* [Instructions to follow]:
Find how many lines of the records hold the string "actuariel" and reply with only that total.

Stored data:
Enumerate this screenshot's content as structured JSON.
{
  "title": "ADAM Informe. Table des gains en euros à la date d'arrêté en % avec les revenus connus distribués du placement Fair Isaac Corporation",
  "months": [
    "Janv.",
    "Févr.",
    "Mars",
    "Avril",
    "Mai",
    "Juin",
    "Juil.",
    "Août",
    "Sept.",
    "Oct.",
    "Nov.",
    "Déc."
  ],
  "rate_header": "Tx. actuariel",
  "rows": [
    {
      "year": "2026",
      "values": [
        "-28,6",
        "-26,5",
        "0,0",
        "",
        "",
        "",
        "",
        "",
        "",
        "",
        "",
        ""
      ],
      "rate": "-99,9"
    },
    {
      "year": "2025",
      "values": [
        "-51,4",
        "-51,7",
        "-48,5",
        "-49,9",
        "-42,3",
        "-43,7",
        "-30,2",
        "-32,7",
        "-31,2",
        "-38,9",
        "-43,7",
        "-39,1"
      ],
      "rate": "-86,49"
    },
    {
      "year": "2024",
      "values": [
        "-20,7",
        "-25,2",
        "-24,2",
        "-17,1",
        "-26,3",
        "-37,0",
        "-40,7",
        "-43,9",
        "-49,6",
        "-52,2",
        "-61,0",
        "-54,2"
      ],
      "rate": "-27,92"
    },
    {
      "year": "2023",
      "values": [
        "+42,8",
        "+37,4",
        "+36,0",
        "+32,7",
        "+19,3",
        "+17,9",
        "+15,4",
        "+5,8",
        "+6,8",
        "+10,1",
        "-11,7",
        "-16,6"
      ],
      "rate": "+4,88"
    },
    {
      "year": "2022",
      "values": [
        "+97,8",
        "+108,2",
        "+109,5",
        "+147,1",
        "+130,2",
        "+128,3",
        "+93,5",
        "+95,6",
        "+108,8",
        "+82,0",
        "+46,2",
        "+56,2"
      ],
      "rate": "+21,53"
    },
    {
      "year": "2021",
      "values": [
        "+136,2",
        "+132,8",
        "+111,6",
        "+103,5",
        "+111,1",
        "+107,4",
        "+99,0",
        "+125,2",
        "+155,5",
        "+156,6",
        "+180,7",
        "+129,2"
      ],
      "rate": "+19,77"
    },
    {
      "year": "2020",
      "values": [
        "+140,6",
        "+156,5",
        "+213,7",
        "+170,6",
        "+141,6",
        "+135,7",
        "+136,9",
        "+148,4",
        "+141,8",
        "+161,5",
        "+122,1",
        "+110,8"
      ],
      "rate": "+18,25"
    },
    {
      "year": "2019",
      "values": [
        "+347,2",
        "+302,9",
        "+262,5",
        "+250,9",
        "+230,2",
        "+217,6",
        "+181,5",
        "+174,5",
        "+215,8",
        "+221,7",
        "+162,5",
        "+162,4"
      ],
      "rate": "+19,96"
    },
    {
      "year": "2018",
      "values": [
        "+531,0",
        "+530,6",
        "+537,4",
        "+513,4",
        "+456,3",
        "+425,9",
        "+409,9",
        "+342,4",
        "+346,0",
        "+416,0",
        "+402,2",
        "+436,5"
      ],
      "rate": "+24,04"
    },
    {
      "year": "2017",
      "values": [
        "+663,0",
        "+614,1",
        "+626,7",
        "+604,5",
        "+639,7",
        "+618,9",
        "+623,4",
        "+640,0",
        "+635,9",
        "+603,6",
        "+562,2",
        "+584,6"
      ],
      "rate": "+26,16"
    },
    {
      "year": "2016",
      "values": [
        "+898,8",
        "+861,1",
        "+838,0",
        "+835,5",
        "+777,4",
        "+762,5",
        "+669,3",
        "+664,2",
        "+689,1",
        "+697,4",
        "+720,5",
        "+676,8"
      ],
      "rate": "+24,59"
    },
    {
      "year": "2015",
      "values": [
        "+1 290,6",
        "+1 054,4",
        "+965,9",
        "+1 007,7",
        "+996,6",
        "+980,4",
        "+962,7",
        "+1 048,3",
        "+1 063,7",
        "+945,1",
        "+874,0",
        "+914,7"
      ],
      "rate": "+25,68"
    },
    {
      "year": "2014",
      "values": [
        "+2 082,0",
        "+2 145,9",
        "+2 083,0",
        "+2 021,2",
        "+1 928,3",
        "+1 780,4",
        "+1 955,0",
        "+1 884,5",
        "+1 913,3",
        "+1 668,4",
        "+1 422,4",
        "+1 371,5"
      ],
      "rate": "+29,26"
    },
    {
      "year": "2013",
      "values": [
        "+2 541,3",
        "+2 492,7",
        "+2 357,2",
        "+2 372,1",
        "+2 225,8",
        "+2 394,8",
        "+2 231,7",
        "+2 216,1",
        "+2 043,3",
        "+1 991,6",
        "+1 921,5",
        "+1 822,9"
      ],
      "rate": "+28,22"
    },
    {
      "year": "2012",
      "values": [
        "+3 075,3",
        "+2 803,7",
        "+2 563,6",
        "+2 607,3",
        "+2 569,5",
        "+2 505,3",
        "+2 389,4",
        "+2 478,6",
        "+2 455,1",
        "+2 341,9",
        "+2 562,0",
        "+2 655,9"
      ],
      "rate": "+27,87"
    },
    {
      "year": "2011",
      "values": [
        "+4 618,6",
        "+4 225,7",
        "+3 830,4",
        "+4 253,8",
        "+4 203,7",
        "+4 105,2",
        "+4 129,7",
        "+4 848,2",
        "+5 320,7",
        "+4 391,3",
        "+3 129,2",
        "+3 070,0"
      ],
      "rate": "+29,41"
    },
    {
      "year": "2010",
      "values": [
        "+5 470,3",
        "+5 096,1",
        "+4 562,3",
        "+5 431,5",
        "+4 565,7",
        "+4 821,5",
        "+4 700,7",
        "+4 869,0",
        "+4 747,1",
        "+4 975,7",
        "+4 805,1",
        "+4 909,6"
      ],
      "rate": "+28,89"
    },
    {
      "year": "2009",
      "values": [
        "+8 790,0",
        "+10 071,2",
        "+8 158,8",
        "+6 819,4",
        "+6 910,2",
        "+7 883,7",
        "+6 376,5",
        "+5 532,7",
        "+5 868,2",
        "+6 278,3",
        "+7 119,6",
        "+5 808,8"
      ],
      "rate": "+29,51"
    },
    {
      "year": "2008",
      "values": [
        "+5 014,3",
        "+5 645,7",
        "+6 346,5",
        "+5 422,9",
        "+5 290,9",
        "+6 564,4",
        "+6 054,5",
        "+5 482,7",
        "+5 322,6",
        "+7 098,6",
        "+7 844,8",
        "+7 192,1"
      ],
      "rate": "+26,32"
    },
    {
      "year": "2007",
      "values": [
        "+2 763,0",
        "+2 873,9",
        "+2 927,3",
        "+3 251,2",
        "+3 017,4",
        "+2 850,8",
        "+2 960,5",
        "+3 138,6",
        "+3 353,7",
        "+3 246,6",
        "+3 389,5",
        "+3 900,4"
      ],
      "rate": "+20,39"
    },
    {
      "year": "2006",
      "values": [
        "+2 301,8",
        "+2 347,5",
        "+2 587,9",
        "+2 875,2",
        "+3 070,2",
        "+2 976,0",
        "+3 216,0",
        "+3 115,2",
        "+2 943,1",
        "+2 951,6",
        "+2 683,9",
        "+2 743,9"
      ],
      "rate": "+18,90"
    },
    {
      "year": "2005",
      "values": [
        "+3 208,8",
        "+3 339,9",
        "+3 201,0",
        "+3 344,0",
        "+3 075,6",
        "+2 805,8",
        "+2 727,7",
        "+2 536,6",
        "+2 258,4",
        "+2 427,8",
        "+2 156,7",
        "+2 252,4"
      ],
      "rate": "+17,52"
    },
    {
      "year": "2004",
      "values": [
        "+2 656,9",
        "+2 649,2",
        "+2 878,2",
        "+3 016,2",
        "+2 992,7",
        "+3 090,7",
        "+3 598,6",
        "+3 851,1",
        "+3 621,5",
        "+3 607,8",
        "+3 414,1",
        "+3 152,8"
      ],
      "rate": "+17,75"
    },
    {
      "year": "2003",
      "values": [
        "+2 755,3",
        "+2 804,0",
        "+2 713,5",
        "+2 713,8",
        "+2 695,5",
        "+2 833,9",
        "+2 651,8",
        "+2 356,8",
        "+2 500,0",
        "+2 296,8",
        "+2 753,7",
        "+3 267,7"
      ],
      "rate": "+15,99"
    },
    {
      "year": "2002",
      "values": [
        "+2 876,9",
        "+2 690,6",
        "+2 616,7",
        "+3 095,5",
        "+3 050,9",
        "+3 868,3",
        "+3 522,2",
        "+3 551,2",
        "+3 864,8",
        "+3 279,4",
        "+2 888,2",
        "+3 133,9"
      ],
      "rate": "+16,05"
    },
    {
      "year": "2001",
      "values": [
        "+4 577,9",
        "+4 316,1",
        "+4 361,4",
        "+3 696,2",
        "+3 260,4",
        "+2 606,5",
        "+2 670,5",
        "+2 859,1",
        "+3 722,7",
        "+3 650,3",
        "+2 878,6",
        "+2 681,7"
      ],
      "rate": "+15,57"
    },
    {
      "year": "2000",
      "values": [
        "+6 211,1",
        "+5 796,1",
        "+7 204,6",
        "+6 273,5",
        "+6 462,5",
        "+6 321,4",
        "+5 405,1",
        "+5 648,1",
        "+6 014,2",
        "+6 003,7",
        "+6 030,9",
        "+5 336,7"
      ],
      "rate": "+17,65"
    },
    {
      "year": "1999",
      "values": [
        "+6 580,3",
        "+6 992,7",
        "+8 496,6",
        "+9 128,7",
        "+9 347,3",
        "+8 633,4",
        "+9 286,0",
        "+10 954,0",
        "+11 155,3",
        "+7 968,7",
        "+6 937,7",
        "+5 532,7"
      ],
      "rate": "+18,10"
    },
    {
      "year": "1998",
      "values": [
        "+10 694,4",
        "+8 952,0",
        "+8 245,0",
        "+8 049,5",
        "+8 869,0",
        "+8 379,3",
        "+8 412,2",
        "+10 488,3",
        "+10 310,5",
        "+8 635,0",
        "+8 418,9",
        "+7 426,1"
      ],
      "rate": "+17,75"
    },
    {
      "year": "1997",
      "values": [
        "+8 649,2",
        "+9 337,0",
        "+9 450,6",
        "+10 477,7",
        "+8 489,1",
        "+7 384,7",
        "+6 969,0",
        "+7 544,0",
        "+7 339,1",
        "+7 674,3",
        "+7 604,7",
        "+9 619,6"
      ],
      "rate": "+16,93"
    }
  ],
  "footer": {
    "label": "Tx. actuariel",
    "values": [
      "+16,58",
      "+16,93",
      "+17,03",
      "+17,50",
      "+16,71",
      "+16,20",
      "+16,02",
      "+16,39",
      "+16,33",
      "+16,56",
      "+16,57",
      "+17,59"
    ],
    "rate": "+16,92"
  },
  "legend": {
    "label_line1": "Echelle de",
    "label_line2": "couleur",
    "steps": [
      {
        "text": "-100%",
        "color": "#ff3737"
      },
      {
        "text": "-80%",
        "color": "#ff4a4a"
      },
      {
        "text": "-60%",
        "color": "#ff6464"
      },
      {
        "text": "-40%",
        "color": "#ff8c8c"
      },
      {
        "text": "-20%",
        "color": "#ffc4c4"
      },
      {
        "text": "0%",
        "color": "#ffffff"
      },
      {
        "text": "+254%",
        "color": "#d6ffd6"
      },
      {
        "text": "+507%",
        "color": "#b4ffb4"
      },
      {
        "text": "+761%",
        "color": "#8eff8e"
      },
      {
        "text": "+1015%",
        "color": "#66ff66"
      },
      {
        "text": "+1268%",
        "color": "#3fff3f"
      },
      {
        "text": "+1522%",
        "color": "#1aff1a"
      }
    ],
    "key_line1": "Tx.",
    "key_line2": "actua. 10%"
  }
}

* [Exercise response]:
2